Task objective:
Scan the records for the word "thumbnail". Report each line where it occurs.

[[ Exercise materials open ]]

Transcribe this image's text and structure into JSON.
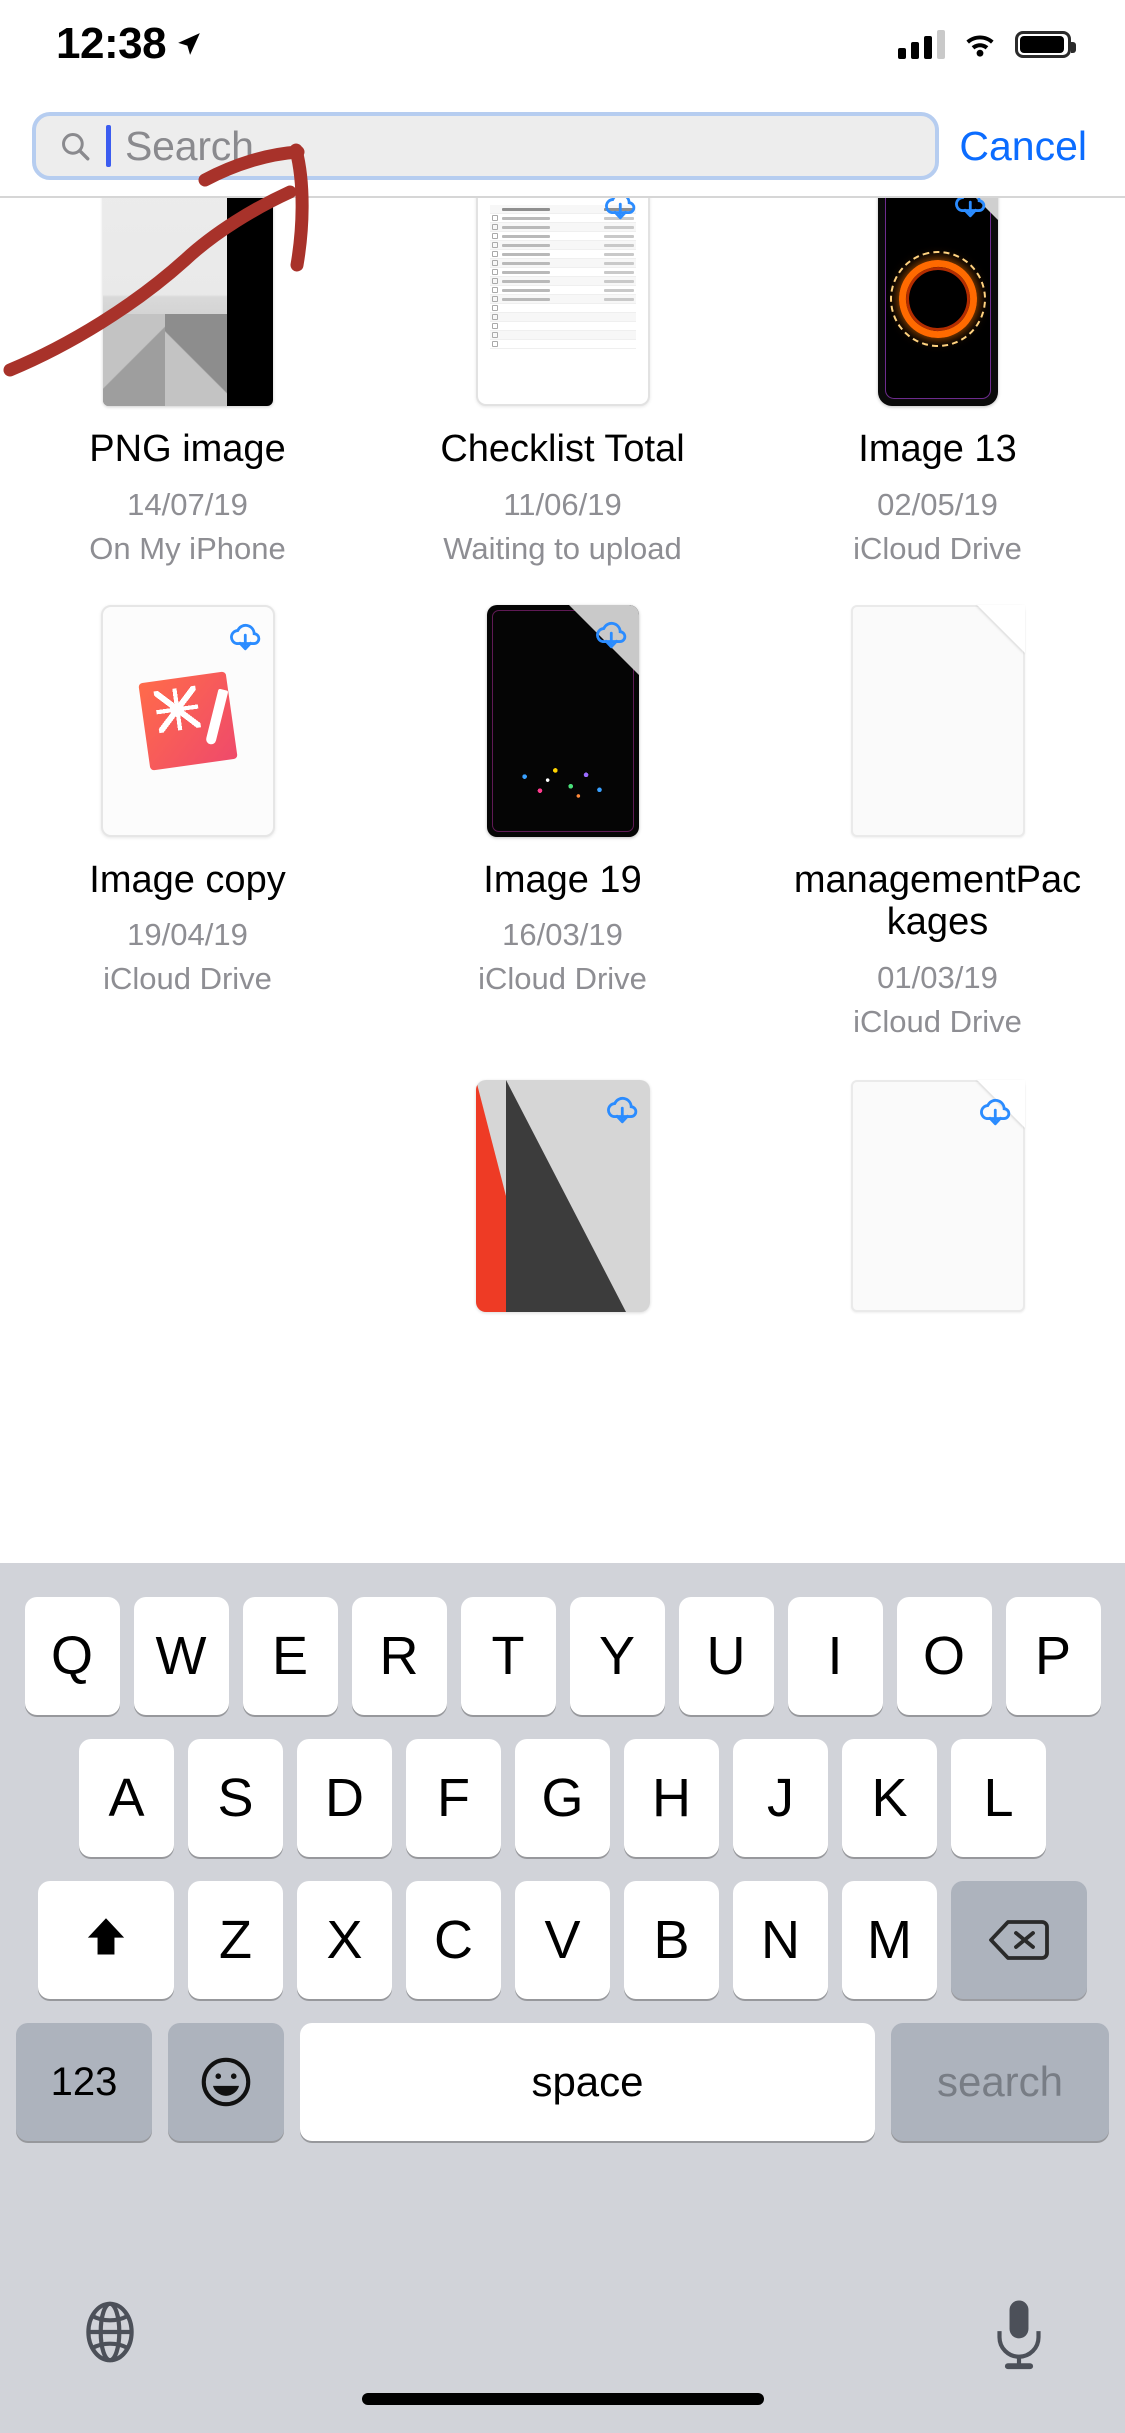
{
  "status_bar": {
    "time": "12:38",
    "location_icon": "location-arrow-icon",
    "signal_icon": "cellular-signal-icon",
    "wifi_icon": "wifi-icon",
    "battery_icon": "battery-full-icon"
  },
  "search": {
    "placeholder": "Search",
    "value": "",
    "cancel_label": "Cancel",
    "icon": "search-icon",
    "accent": "#0b6cff",
    "focus_border": "#b6cdf0",
    "caret_color": "#3b5cf0"
  },
  "files": [
    {
      "name": "PNG image",
      "date": "14/07/19",
      "location": "On My iPhone",
      "thumb": "png-image-thumbnail",
      "cloud_badge": false
    },
    {
      "name": "Checklist Total",
      "date": "11/06/19",
      "location": "Waiting to upload",
      "thumb": "spreadsheet-thumbnail",
      "cloud_badge": true
    },
    {
      "name": "Image 13",
      "date": "02/05/19",
      "location": "iCloud Drive",
      "thumb": "phone-wallpaper-thumbnail",
      "cloud_badge": true
    },
    {
      "name": "Image copy",
      "date": "19/04/19",
      "location": "iCloud Drive",
      "thumb": "pixelmator-app-thumbnail",
      "cloud_badge": true
    },
    {
      "name": "Image 19",
      "date": "16/03/19",
      "location": "iCloud Drive",
      "thumb": "dark-phone-thumbnail",
      "cloud_badge": true
    },
    {
      "name": "managementPackages",
      "date": "01/03/19",
      "location": "iCloud Drive",
      "thumb": "blank-document-thumbnail",
      "cloud_badge": false
    },
    {
      "name": "",
      "date": "",
      "location": "",
      "thumb": "red-dark-triangle-thumbnail",
      "cloud_badge": true
    },
    {
      "name": "",
      "date": "",
      "location": "",
      "thumb": "blank-document-thumbnail",
      "cloud_badge": true
    }
  ],
  "annotation": {
    "type": "hand-drawn-arrow",
    "color": "#a8322a",
    "points_to": "search-input"
  },
  "keyboard": {
    "row1": [
      "Q",
      "W",
      "E",
      "R",
      "T",
      "Y",
      "U",
      "I",
      "O",
      "P"
    ],
    "row2": [
      "A",
      "S",
      "D",
      "F",
      "G",
      "H",
      "J",
      "K",
      "L"
    ],
    "row3": [
      "Z",
      "X",
      "C",
      "V",
      "B",
      "N",
      "M"
    ],
    "shift_icon": "shift-up-arrow-icon",
    "delete_icon": "delete-backspace-icon",
    "numbers_label": "123",
    "emoji_icon": "emoji-smiley-icon",
    "space_label": "space",
    "return_label": "search",
    "globe_icon": "globe-icon",
    "mic_icon": "microphone-icon",
    "key_bg": "#ffffff",
    "fn_key_bg": "#adb3bd",
    "keyboard_bg": "#d1d3d9"
  }
}
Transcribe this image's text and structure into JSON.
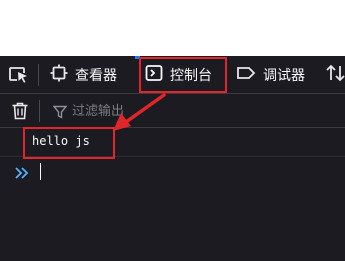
{
  "toolbar": {
    "tabs": [
      {
        "label": "查看器",
        "icon": "inspector-icon"
      },
      {
        "label": "控制台",
        "icon": "console-icon"
      },
      {
        "label": "调试器",
        "icon": "debugger-icon"
      },
      {
        "label": "",
        "icon": "network-icon"
      }
    ],
    "active_tab": "控制台",
    "picker_icon": "element-picker-icon"
  },
  "filter": {
    "clear_icon": "trash-icon",
    "filter_icon": "funnel-icon",
    "placeholder": "过滤输出",
    "value": ""
  },
  "console": {
    "messages": [
      {
        "text": "hello js"
      }
    ],
    "prompt_icon": "double-chevron-icon"
  },
  "annotations": {
    "highlight_color": "#e0262a"
  },
  "colors": {
    "panel_bg": "#1c1b22",
    "text": "#f9f9fa",
    "prompt": "#4fb3ff",
    "accent": "#0a84ff"
  }
}
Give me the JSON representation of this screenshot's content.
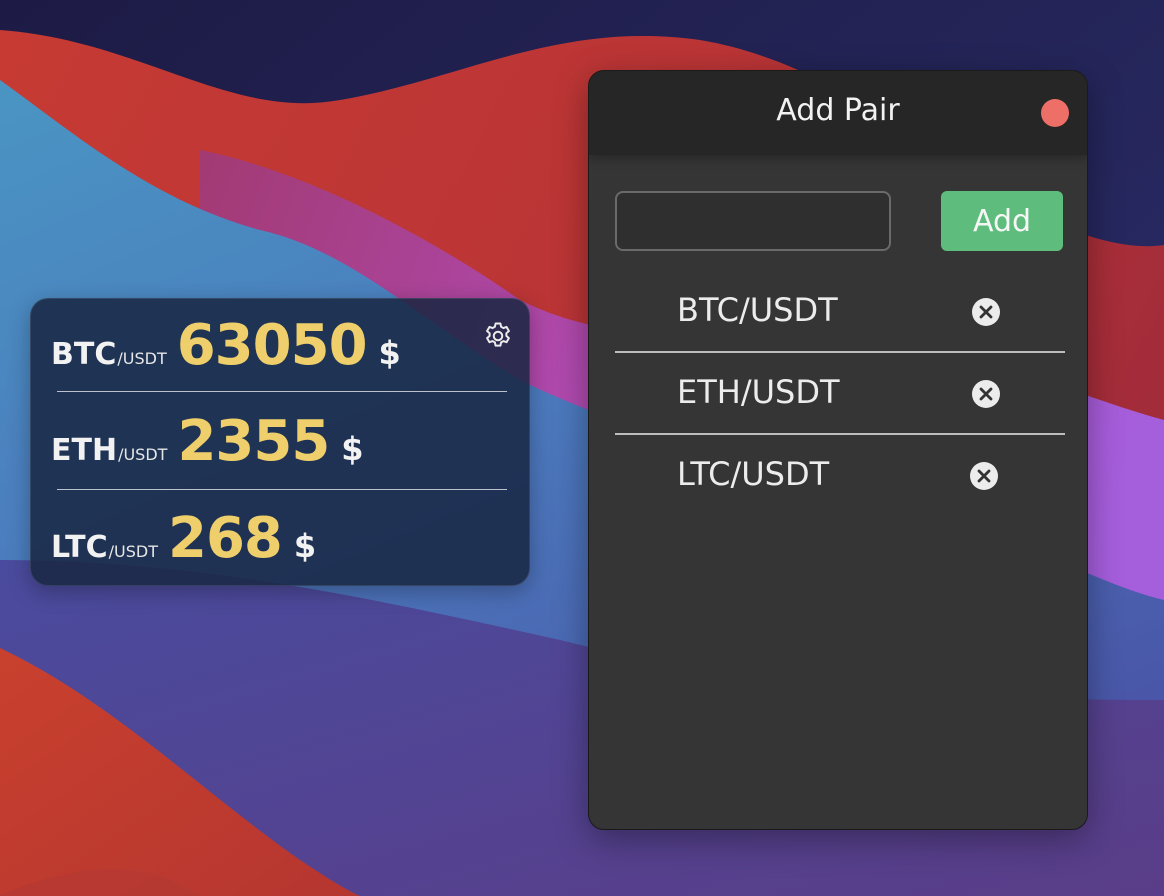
{
  "ticker": {
    "rows": [
      {
        "symbol": "BTC",
        "quote": "/USDT",
        "price": "63050",
        "currency": "$"
      },
      {
        "symbol": "ETH",
        "quote": "/USDT",
        "price": "2355",
        "currency": "$"
      },
      {
        "symbol": "LTC",
        "quote": "/USDT",
        "price": "268",
        "currency": "$"
      }
    ],
    "settings_icon": "gear-icon"
  },
  "add_pair_window": {
    "title": "Add Pair",
    "close_icon": "close-icon",
    "input": {
      "value": "",
      "placeholder": ""
    },
    "add_label": "Add",
    "pairs": [
      {
        "label": "BTC/USDT",
        "remove_icon": "remove-circle-x-icon"
      },
      {
        "label": "ETH/USDT",
        "remove_icon": "remove-circle-x-icon"
      },
      {
        "label": "LTC/USDT",
        "remove_icon": "remove-circle-x-icon"
      }
    ]
  },
  "colors": {
    "price": "#efcf6b",
    "add_button": "#5ebd7d",
    "close_button": "#ee6f67",
    "window_background": "#353535",
    "titlebar": "#262626",
    "widget_background": "#182642"
  }
}
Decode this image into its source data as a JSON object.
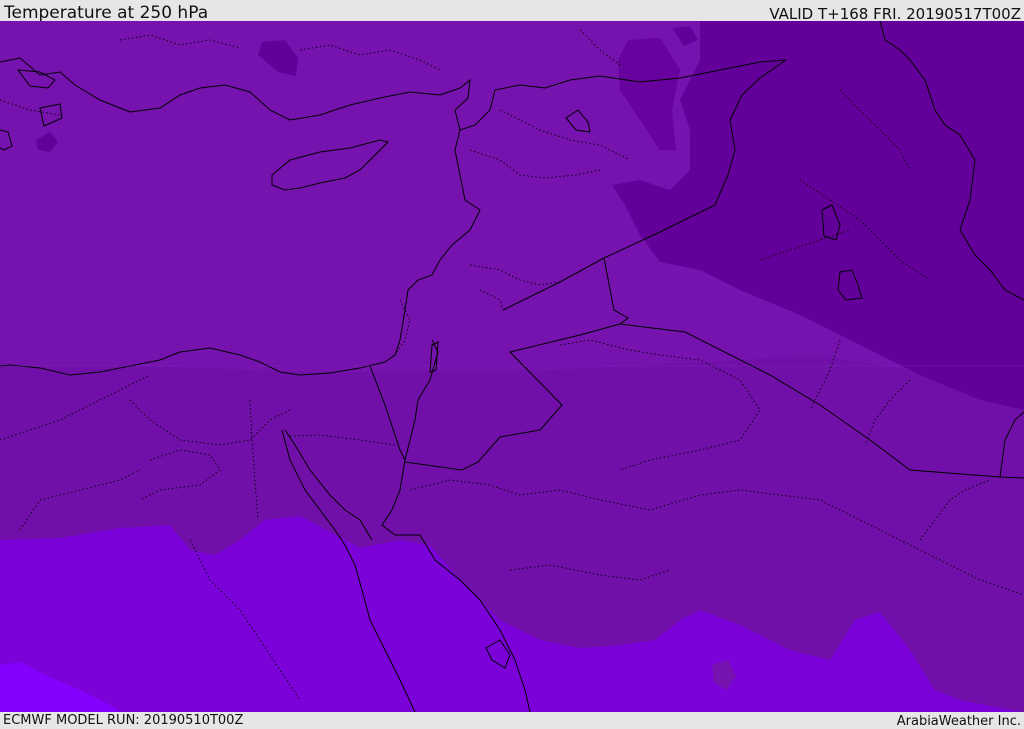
{
  "header": {
    "title": "Temperature at 250 hPa",
    "valid": "VALID T+168 FRI. 20190517T00Z"
  },
  "footer": {
    "model_run": "ECMWF MODEL RUN: 20190510T00Z",
    "credit": "ArabiaWeather Inc."
  },
  "map": {
    "colors": {
      "band_dark": "#64009a",
      "band_mid": "#6e0aa6",
      "band_main": "#7612ae",
      "band_warm": "#7c00da",
      "band_warmer": "#8200ff",
      "border": "#000000"
    }
  }
}
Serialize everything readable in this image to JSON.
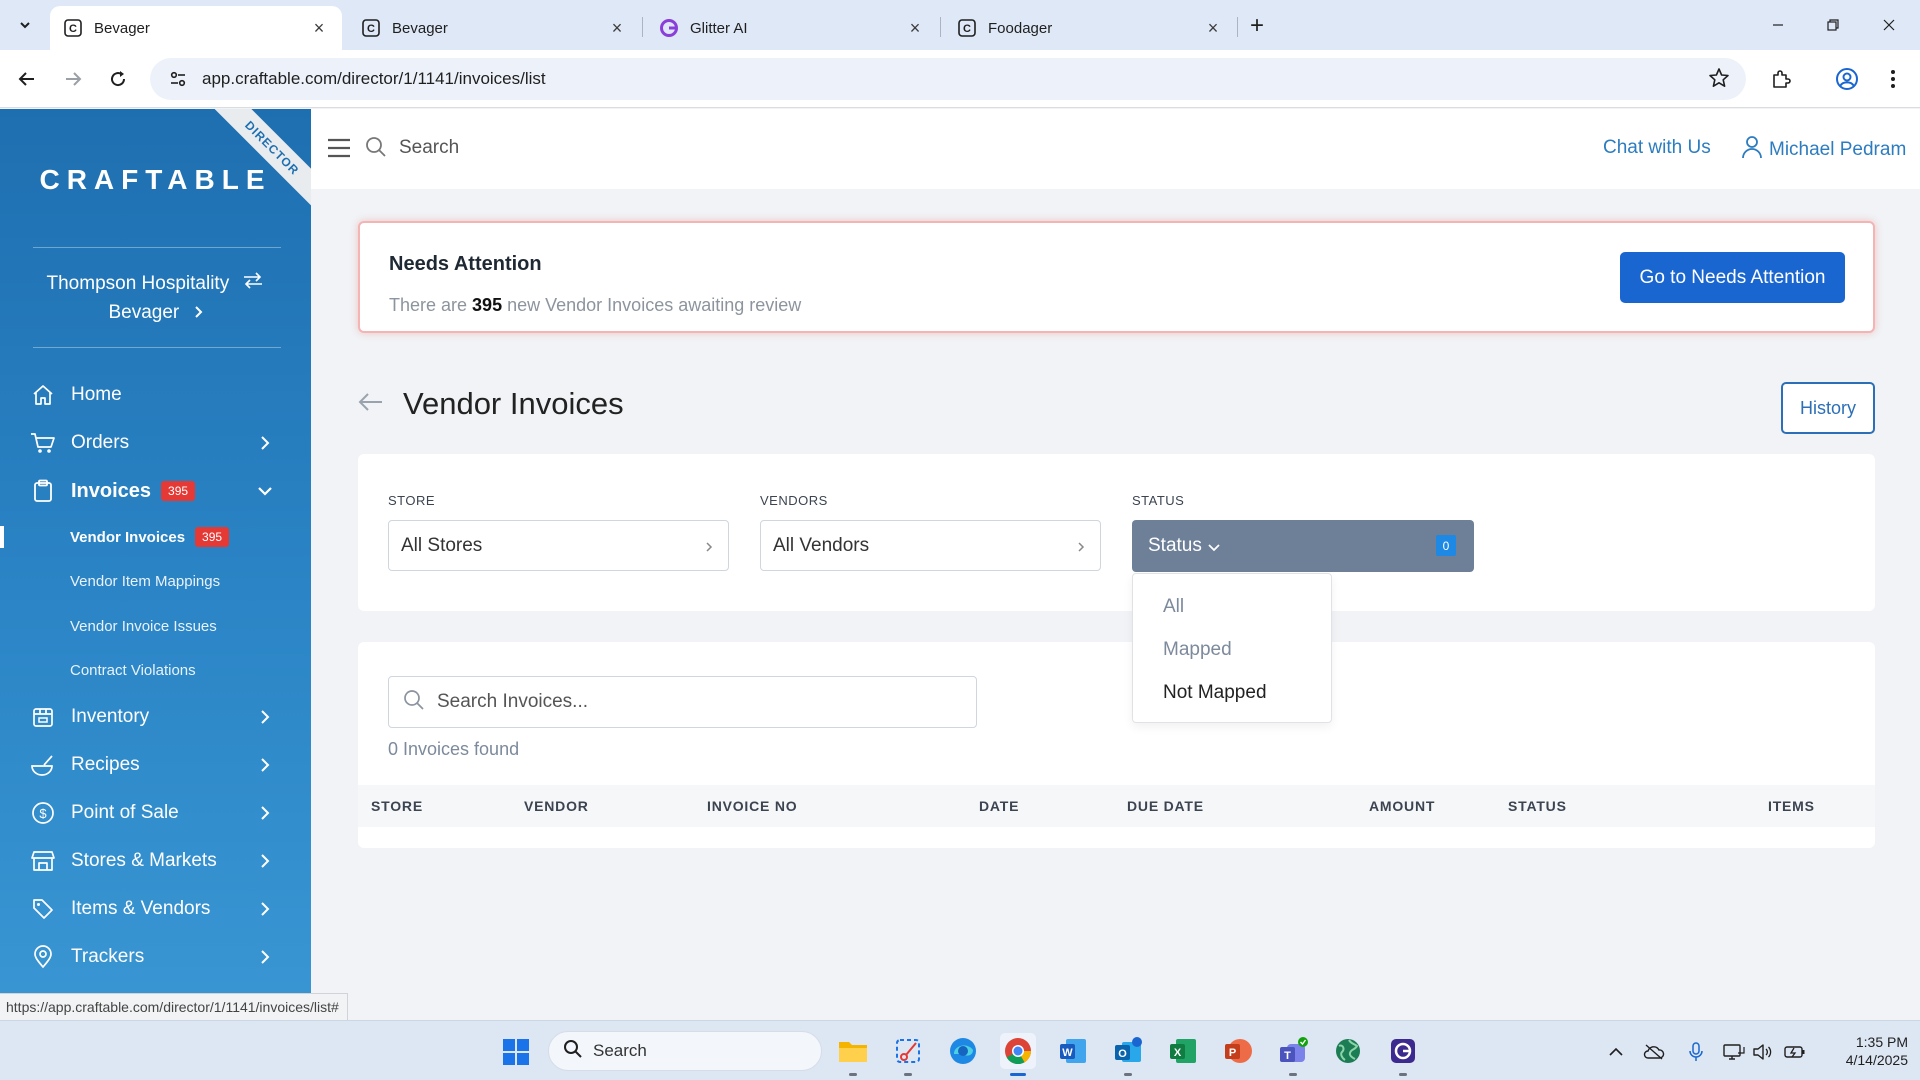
{
  "browser": {
    "tabs": [
      {
        "title": "Bevager",
        "active": true
      },
      {
        "title": "Bevager",
        "active": false
      },
      {
        "title": "Glitter AI",
        "active": false
      },
      {
        "title": "Foodager",
        "active": false
      }
    ],
    "url": "app.craftable.com/director/1/1141/invoices/list",
    "status_url": "https://app.craftable.com/director/1/1141/invoices/list#"
  },
  "sidebar": {
    "ribbon": "DIRECTOR",
    "logo": "CRAFTABLE",
    "org_name": "Thompson Hospitality",
    "store_name": "Bevager",
    "menu": [
      {
        "label": "Home",
        "icon": "home-icon"
      },
      {
        "label": "Orders",
        "icon": "cart-icon"
      },
      {
        "label": "Invoices",
        "icon": "clipboard-icon",
        "badge": "395"
      },
      {
        "label": "Inventory",
        "icon": "inventory-icon"
      },
      {
        "label": "Recipes",
        "icon": "recipes-icon"
      },
      {
        "label": "Point of Sale",
        "icon": "dollar-icon"
      },
      {
        "label": "Stores & Markets",
        "icon": "store-icon"
      },
      {
        "label": "Items & Vendors",
        "icon": "tag-icon"
      },
      {
        "label": "Trackers",
        "icon": "location-pin-icon"
      }
    ],
    "submenu": [
      {
        "label": "Vendor Invoices",
        "badge": "395"
      },
      {
        "label": "Vendor Item Mappings"
      },
      {
        "label": "Vendor Invoice Issues"
      },
      {
        "label": "Contract Violations"
      }
    ]
  },
  "topbar": {
    "search_label": "Search",
    "chat_label": "Chat with Us",
    "user_name": "Michael Pedram"
  },
  "attention": {
    "title": "Needs Attention",
    "text_prefix": "There are ",
    "count": "395",
    "text_suffix": " new Vendor Invoices awaiting review",
    "button": "Go to Needs Attention"
  },
  "page": {
    "title": "Vendor Invoices",
    "history_button": "History"
  },
  "filters": {
    "store_label": "STORE",
    "store_value": "All Stores",
    "vendors_label": "VENDORS",
    "vendors_value": "All Vendors",
    "status_label": "STATUS",
    "status_button": "Status",
    "status_count": "0",
    "status_options": [
      "All",
      "Mapped",
      "Not Mapped"
    ]
  },
  "results": {
    "search_placeholder": "Search Invoices...",
    "found_text": "0 Invoices found",
    "columns": [
      "STORE",
      "VENDOR",
      "INVOICE NO",
      "DATE",
      "DUE DATE",
      "AMOUNT",
      "STATUS",
      "ITEMS"
    ]
  },
  "taskbar": {
    "search_label": "Search",
    "time": "1:35 PM",
    "date": "4/14/2025"
  },
  "colors": {
    "sidebar_top": "#1e6fb0",
    "primary_button": "#1a66d1",
    "badge": "#e53935",
    "status_button": "#6e8097"
  }
}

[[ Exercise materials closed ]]

Task result:
      "thumb": "png-image-thumbnail",
      "thumb": "spreadsheet-thumbnail",
      "thumb": "phone-wallpaper-thumbnail",
      "thumb": "pixelmator-app-thumbnail",
      "thumb": "dark-phone-thumbnail",
      "thumb": "blank-document-thumbnail",
      "thumb": "red-dark-triangle-thumbnail",
      "thumb": "blank-document-thumbnail",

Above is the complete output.